Records for the exercise

—————

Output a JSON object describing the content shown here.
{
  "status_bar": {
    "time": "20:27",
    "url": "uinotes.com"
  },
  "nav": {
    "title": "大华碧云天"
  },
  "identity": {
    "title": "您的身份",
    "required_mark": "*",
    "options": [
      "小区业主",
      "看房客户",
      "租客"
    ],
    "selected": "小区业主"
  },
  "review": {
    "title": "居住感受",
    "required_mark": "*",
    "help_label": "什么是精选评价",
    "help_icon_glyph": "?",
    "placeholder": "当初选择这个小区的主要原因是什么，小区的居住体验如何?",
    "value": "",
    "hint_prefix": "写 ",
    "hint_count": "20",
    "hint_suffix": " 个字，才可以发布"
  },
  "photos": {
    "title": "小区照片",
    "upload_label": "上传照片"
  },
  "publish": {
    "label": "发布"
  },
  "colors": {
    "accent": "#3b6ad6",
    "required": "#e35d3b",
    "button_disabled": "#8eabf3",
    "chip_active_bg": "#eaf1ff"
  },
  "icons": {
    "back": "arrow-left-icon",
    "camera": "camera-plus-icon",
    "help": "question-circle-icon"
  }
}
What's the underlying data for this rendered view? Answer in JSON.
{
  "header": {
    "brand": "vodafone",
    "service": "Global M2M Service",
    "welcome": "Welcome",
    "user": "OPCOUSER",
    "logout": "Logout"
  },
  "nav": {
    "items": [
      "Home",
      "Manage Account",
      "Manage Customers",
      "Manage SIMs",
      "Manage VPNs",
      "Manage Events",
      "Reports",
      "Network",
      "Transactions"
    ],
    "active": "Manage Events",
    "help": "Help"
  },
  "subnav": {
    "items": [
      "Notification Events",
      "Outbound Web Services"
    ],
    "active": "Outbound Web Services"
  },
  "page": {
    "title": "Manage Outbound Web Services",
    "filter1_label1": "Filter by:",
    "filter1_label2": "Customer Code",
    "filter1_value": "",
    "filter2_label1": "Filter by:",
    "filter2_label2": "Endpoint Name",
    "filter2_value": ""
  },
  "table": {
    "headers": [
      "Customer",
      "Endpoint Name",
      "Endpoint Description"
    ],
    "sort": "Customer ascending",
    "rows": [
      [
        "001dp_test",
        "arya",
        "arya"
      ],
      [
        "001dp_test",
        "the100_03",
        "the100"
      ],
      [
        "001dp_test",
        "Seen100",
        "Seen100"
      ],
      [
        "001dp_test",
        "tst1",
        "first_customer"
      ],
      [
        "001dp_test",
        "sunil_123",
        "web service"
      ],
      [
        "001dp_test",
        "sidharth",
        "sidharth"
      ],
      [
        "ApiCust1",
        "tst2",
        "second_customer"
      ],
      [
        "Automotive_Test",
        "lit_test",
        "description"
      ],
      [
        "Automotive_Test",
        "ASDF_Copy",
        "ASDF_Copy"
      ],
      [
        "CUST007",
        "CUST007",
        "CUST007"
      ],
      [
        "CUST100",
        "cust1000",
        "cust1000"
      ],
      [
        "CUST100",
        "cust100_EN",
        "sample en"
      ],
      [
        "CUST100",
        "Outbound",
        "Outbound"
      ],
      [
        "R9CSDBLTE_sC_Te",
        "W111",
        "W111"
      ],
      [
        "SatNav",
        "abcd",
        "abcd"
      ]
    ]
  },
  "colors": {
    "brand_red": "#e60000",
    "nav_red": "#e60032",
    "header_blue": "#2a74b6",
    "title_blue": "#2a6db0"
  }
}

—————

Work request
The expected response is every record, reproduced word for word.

Expected answer
Output a JSON object describing the content shown here.
{
  "status_bar": {
    "time": "20:27",
    "url": "uinotes.com"
  },
  "nav": {
    "title": "大华碧云天"
  },
  "identity": {
    "title": "您的身份",
    "required_mark": "*",
    "options": [
      "小区业主",
      "看房客户",
      "租客"
    ],
    "selected": "小区业主"
  },
  "review": {
    "title": "居住感受",
    "required_mark": "*",
    "help_label": "什么是精选评价",
    "help_icon_glyph": "?",
    "placeholder": "当初选择这个小区的主要原因是什么，小区的居住体验如何?",
    "value": "",
    "hint_prefix": "写 ",
    "hint_count": "20",
    "hint_suffix": " 个字，才可以发布"
  },
  "photos": {
    "title": "小区照片",
    "upload_label": "上传照片"
  },
  "publish": {
    "label": "发布"
  },
  "colors": {
    "accent": "#3b6ad6",
    "required": "#e35d3b",
    "button_disabled": "#8eabf3",
    "chip_active_bg": "#eaf1ff"
  },
  "icons": {
    "back": "arrow-left-icon",
    "camera": "camera-plus-icon",
    "help": "question-circle-icon"
  }
}
What's the underlying data for this rendered view? Answer in JSON.
{
  "header": {
    "brand": "vodafone",
    "service": "Global M2M Service",
    "welcome": "Welcome",
    "user": "OPCOUSER",
    "logout": "Logout"
  },
  "nav": {
    "items": [
      "Home",
      "Manage Account",
      "Manage Customers",
      "Manage SIMs",
      "Manage VPNs",
      "Manage Events",
      "Reports",
      "Network",
      "Transactions"
    ],
    "active": "Manage Events",
    "help": "Help"
  },
  "subnav": {
    "items": [
      "Notification Events",
      "Outbound Web Services"
    ],
    "active": "Outbound Web Services"
  },
  "page": {
    "title": "Manage Outbound Web Services",
    "filter1_label1": "Filter by:",
    "filter1_label2": "Customer Code",
    "filter1_value": "",
    "filter2_label1": "Filter by:",
    "filter2_label2": "Endpoint Name",
    "filter2_value": ""
  },
  "table": {
    "headers": [
      "Customer",
      "Endpoint Name",
      "Endpoint Description"
    ],
    "sort": "Customer ascending",
    "rows": [
      [
        "001dp_test",
        "arya",
        "arya"
      ],
      [
        "001dp_test",
        "the100_03",
        "the100"
      ],
      [
        "001dp_test",
        "Seen100",
        "Seen100"
      ],
      [
        "001dp_test",
        "tst1",
        "first_customer"
      ],
      [
        "001dp_test",
        "sunil_123",
        "web service"
      ],
      [
        "001dp_test",
        "sidharth",
        "sidharth"
      ],
      [
        "ApiCust1",
        "tst2",
        "second_customer"
      ],
      [
        "Automotive_Test",
        "lit_test",
        "description"
      ],
      [
        "Automotive_Test",
        "ASDF_Copy",
        "ASDF_Copy"
      ],
      [
        "CUST007",
        "CUST007",
        "CUST007"
      ],
      [
        "CUST100",
        "cust1000",
        "cust1000"
      ],
      [
        "CUST100",
        "cust100_EN",
        "sample en"
      ],
      [
        "CUST100",
        "Outbound",
        "Outbound"
      ],
      [
        "R9CSDBLTE_sC_Te",
        "W111",
        "W111"
      ],
      [
        "SatNav",
        "abcd",
        "abcd"
      ]
    ]
  },
  "colors": {
    "brand_red": "#e60000",
    "nav_red": "#e60032",
    "header_blue": "#2a74b6",
    "title_blue": "#2a6db0"
  }
}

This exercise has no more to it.